TASK TO COMPLETE >> Starting at the top line, return each entry word for word.

##### DATA LISTING #####

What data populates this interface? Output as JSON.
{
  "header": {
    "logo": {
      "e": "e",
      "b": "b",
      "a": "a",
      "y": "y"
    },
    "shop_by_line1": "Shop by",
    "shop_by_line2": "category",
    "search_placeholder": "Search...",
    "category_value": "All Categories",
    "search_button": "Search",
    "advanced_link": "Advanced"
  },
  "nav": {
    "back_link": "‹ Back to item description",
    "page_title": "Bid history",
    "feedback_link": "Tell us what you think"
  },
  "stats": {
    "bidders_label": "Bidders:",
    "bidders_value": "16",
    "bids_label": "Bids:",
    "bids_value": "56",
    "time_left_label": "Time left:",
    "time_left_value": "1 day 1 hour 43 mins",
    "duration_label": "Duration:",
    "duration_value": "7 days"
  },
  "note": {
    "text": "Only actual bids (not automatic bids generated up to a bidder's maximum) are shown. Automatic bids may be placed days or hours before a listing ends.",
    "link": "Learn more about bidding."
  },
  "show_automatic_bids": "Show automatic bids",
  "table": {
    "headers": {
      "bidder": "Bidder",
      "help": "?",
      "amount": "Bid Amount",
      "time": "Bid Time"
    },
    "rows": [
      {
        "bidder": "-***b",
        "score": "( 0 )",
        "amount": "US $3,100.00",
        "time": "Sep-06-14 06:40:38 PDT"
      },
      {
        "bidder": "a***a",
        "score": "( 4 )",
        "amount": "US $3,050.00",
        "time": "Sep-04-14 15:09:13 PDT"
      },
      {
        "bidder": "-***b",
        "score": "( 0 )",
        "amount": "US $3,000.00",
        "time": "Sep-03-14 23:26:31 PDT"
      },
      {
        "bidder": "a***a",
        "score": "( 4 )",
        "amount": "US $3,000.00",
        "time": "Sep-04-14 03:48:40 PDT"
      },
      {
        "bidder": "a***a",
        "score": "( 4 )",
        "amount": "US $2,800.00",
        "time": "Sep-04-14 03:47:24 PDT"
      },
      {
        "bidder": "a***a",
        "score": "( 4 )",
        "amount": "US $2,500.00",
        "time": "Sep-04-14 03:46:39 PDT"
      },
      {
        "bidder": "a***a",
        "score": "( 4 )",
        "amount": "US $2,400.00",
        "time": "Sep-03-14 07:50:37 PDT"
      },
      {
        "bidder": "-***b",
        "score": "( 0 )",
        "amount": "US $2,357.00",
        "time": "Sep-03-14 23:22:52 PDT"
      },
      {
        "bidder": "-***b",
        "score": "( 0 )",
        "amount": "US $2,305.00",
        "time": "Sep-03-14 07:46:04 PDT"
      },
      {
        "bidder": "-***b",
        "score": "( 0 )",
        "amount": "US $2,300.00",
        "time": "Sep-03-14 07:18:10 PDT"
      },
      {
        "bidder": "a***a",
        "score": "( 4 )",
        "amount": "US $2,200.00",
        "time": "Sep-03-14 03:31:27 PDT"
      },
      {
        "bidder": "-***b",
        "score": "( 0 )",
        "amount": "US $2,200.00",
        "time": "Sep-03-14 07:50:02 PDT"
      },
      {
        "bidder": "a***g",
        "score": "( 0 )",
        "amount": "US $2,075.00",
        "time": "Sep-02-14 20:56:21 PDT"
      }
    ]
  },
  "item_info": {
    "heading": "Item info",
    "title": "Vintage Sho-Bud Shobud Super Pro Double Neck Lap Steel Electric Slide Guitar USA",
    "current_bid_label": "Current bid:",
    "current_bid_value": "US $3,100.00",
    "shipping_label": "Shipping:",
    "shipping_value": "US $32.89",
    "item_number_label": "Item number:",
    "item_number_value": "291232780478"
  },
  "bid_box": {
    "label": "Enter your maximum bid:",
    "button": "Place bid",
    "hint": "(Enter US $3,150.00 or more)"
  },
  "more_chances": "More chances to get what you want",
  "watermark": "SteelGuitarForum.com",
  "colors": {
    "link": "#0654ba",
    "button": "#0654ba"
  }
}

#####

TASK RESULT >>
What data populates this interface? Output as JSON.
{
  "header": {
    "logo": {
      "e": "e",
      "b": "b",
      "a": "a",
      "y": "y"
    },
    "shop_by_line1": "Shop by",
    "shop_by_line2": "category",
    "search_placeholder": "Search...",
    "category_value": "All Categories",
    "search_button": "Search",
    "advanced_link": "Advanced"
  },
  "nav": {
    "back_link": "‹ Back to item description",
    "page_title": "Bid history",
    "feedback_link": "Tell us what you think"
  },
  "stats": {
    "bidders_label": "Bidders:",
    "bidders_value": "16",
    "bids_label": "Bids:",
    "bids_value": "56",
    "time_left_label": "Time left:",
    "time_left_value": "1 day 1 hour 43 mins",
    "duration_label": "Duration:",
    "duration_value": "7 days"
  },
  "note": {
    "text": "Only actual bids (not automatic bids generated up to a bidder's maximum) are shown. Automatic bids may be placed days or hours before a listing ends.",
    "link": "Learn more about bidding."
  },
  "show_automatic_bids": "Show automatic bids",
  "table": {
    "headers": {
      "bidder": "Bidder",
      "help": "?",
      "amount": "Bid Amount",
      "time": "Bid Time"
    },
    "rows": [
      {
        "bidder": "-***b",
        "score": "( 0 )",
        "amount": "US $3,100.00",
        "time": "Sep-06-14 06:40:38 PDT"
      },
      {
        "bidder": "a***a",
        "score": "( 4 )",
        "amount": "US $3,050.00",
        "time": "Sep-04-14 15:09:13 PDT"
      },
      {
        "bidder": "-***b",
        "score": "( 0 )",
        "amount": "US $3,000.00",
        "time": "Sep-03-14 23:26:31 PDT"
      },
      {
        "bidder": "a***a",
        "score": "( 4 )",
        "amount": "US $3,000.00",
        "time": "Sep-04-14 03:48:40 PDT"
      },
      {
        "bidder": "a***a",
        "score": "( 4 )",
        "amount": "US $2,800.00",
        "time": "Sep-04-14 03:47:24 PDT"
      },
      {
        "bidder": "a***a",
        "score": "( 4 )",
        "amount": "US $2,500.00",
        "time": "Sep-04-14 03:46:39 PDT"
      },
      {
        "bidder": "a***a",
        "score": "( 4 )",
        "amount": "US $2,400.00",
        "time": "Sep-03-14 07:50:37 PDT"
      },
      {
        "bidder": "-***b",
        "score": "( 0 )",
        "amount": "US $2,357.00",
        "time": "Sep-03-14 23:22:52 PDT"
      },
      {
        "bidder": "-***b",
        "score": "( 0 )",
        "amount": "US $2,305.00",
        "time": "Sep-03-14 07:46:04 PDT"
      },
      {
        "bidder": "-***b",
        "score": "( 0 )",
        "amount": "US $2,300.00",
        "time": "Sep-03-14 07:18:10 PDT"
      },
      {
        "bidder": "a***a",
        "score": "( 4 )",
        "amount": "US $2,200.00",
        "time": "Sep-03-14 03:31:27 PDT"
      },
      {
        "bidder": "-***b",
        "score": "( 0 )",
        "amount": "US $2,200.00",
        "time": "Sep-03-14 07:50:02 PDT"
      },
      {
        "bidder": "a***g",
        "score": "( 0 )",
        "amount": "US $2,075.00",
        "time": "Sep-02-14 20:56:21 PDT"
      }
    ]
  },
  "item_info": {
    "heading": "Item info",
    "title": "Vintage Sho-Bud Shobud Super Pro Double Neck Lap Steel Electric Slide Guitar USA",
    "current_bid_label": "Current bid:",
    "current_bid_value": "US $3,100.00",
    "shipping_label": "Shipping:",
    "shipping_value": "US $32.89",
    "item_number_label": "Item number:",
    "item_number_value": "291232780478"
  },
  "bid_box": {
    "label": "Enter your maximum bid:",
    "button": "Place bid",
    "hint": "(Enter US $3,150.00 or more)"
  },
  "more_chances": "More chances to get what you want",
  "watermark": "SteelGuitarForum.com",
  "colors": {
    "link": "#0654ba",
    "button": "#0654ba"
  }
}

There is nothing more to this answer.